You’re usually protected by the Pension Protection Fund if your employer goes bust and cannot pay your pension. The Pension Protection Fund usually pays: 100% compensation if you’ve reached the scheme’s pension age. 90% compensation if you’re below the scheme’s pension age.

How much is the pension levy?

However, the Minister for Finance introduced a temporary Pension Levy of 0.6% of pension fund assets, payable for each of the 4 years 2011 – 2014 and an additional levy of 0.15% for 2014 and 2015. Therefore, in 2014 the levy increased to 0.75% and in 2015, the levy was 0.15%.

Is my pension covered by PPF?

The PPF isn’t a pension scheme. We don’t pay the pension promised by a pension scheme, we pay compensation. Members who have reached their scheme’s normal pension age will generally receive the same amount in compensation as the pension they were receiving from their scheme at the time their employer became insolvent.

How is the Pension Protection Fund PPF funded?
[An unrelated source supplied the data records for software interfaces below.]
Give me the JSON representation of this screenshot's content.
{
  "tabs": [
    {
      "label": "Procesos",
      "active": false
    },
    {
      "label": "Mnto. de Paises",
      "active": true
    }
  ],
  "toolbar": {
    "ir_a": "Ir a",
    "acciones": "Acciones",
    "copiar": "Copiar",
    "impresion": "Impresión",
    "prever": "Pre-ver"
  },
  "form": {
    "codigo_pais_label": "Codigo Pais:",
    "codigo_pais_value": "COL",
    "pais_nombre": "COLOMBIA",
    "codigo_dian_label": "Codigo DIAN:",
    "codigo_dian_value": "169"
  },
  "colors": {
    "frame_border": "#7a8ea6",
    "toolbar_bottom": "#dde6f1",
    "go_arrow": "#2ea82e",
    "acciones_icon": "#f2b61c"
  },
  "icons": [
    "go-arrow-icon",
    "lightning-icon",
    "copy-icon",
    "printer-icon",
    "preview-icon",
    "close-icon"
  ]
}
The PPF is funded by levies on all eligible defined benefit schemes. … After the first year of operation the levy is based on a scheme based element and a risk based element: 20% of the pension protection levy will be raised via the Scheme Levy. 80% of the pension protection levy will be raised via the risk-based levy.